Bark functional ecology: evidence for tradeoffs, functional coordination, and environment producing bark diversity
- The causes underlying bark diversity are unclear. Variation has been frequently attributed to environmental differences across sites. However, variation may also result from tradeoffs and coordination between bark's multiple functions. Bark traits may also covary with wood and leaf traits as part of major dimensions of plant variation.
- To assess hypotheses regarding tradeoffs and functional coordination, we measured bark traits reflecting protection, storage, mechanics, and photosynthesis in branches of 90 species spanning a wide phylogenetic and environmental range.
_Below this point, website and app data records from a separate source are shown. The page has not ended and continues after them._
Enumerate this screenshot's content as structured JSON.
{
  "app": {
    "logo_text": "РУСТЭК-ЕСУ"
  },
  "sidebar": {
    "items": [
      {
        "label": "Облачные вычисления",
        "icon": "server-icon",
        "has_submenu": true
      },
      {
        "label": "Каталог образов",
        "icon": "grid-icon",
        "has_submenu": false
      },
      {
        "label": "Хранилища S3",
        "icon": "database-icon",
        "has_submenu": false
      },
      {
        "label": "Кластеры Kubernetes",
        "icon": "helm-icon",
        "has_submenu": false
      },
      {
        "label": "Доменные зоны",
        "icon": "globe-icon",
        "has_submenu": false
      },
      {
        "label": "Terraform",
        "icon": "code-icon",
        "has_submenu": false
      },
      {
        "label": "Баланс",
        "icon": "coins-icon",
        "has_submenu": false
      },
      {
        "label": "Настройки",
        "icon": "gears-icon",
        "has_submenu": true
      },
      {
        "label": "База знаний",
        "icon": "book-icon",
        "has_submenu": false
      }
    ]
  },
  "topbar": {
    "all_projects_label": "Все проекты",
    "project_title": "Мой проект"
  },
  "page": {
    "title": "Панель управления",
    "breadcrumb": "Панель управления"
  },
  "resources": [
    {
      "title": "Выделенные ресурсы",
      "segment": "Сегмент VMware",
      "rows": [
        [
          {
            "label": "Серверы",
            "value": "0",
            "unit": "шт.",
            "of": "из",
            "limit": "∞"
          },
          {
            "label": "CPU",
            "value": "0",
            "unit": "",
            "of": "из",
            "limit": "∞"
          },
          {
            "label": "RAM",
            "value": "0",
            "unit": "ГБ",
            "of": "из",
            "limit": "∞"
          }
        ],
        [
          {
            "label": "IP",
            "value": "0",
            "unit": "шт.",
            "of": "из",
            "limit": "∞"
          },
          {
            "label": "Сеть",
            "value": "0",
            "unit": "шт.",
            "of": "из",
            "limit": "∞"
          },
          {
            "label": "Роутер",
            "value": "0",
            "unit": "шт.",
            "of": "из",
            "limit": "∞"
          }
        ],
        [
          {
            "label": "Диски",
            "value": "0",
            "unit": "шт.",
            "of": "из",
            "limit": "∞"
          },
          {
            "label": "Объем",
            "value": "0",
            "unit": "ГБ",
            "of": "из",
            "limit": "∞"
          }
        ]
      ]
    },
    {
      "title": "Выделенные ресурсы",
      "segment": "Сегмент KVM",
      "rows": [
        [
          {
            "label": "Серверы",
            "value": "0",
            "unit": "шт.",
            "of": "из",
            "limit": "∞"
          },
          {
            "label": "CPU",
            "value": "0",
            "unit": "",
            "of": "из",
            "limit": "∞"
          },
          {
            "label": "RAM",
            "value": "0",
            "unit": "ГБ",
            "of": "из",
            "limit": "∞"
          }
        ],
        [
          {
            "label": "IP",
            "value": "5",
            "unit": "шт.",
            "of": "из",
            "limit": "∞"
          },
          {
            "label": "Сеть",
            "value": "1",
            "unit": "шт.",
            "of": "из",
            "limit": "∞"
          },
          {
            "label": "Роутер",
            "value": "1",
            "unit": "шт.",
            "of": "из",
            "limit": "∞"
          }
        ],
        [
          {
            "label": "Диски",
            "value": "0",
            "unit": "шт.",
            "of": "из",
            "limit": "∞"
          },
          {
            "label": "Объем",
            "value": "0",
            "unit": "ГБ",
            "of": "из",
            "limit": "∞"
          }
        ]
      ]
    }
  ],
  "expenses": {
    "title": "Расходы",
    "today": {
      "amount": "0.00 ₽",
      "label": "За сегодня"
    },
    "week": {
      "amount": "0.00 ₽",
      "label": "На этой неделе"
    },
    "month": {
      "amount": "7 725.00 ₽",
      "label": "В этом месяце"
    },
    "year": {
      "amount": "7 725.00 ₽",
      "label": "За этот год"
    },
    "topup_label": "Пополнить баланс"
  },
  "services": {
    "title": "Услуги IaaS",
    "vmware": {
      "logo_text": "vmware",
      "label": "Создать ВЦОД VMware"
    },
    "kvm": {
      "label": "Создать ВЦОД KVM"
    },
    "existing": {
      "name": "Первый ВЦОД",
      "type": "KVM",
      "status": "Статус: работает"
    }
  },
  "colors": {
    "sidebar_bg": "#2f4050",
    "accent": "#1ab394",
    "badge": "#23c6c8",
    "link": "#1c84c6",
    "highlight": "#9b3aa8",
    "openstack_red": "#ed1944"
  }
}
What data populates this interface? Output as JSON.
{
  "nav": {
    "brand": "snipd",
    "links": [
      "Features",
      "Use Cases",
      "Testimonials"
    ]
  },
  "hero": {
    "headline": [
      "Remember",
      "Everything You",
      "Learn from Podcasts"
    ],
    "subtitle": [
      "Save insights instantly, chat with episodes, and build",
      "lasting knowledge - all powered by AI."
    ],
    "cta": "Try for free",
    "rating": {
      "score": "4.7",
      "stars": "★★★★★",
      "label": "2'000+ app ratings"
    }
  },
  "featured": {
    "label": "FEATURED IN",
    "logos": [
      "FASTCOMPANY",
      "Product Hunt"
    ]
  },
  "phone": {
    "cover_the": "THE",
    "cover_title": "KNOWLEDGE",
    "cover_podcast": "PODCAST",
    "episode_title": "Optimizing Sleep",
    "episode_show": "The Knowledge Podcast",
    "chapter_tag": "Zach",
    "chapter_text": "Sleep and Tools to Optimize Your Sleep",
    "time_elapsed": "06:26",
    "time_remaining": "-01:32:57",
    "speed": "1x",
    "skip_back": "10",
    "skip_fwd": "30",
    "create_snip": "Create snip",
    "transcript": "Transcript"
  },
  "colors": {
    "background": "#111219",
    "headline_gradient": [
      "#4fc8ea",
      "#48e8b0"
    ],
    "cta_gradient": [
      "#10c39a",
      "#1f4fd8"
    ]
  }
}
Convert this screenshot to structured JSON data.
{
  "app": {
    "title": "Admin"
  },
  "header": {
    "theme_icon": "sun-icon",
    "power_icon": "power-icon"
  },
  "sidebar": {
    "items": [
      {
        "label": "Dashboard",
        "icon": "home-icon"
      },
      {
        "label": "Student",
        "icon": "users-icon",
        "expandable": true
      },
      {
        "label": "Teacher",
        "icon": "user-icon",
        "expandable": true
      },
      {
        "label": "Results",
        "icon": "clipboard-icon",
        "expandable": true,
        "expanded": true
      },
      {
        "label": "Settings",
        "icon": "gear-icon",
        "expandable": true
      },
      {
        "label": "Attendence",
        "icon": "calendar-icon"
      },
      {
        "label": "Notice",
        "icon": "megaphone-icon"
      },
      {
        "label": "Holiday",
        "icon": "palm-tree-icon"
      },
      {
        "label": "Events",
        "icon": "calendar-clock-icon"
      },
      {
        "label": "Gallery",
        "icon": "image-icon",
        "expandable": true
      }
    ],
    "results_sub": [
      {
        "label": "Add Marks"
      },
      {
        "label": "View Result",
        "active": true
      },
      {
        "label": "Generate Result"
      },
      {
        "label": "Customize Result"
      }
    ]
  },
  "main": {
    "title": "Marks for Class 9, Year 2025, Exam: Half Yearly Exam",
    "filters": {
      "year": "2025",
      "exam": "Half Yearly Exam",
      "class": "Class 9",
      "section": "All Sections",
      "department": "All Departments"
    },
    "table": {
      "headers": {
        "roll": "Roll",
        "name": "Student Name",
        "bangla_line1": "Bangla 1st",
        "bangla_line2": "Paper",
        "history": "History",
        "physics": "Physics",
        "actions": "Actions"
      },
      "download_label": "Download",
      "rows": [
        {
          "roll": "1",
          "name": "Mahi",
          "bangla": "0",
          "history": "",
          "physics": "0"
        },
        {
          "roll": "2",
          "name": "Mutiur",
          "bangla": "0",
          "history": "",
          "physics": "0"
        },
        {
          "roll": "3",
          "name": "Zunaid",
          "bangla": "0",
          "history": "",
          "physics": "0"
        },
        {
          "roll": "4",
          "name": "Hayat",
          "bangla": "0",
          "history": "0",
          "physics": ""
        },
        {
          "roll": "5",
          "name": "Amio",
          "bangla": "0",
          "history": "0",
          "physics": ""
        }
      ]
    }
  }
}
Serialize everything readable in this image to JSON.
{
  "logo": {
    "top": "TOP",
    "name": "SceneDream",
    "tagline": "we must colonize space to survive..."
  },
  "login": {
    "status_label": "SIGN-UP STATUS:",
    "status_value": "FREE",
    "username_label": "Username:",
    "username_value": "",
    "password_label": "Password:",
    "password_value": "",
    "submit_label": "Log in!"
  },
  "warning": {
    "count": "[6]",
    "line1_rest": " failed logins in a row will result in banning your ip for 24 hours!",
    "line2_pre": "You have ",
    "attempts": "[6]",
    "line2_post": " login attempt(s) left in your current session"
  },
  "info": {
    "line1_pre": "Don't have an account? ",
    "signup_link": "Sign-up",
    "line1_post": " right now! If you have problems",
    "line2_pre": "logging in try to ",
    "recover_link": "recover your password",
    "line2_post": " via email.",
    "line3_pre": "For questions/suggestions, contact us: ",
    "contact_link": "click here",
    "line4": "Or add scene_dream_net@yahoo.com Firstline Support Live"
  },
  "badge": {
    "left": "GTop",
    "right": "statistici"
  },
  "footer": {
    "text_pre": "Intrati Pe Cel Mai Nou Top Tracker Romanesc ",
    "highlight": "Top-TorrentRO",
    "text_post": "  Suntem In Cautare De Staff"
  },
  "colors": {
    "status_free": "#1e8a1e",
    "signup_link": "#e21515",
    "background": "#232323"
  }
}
We also tested associations between bark, wood, and leaf traits. We partitioned trait variation within species, and within and across communities to quantify variation associated with across-site differences.
- We observed associations between bark mechanics and storage, density and thickness, and thickness and photosynthetic activity. Increasing bark thickness contributed significantly to stiffer stems and greater water storage. Bark density, water content, and mechanics covaried strongly with the equivalent wood traits, and to a lesser degree with leaf size, xylem conductivity, and vessel diameter. Most variation was observed within sites and had low phylogenetic signal.
- Compared with relatively minor across-site differences, tradeoffs and coordination among functions of bark, leaves, and wood are likely to be major and overlooked factors shaping bark ecology and evolution.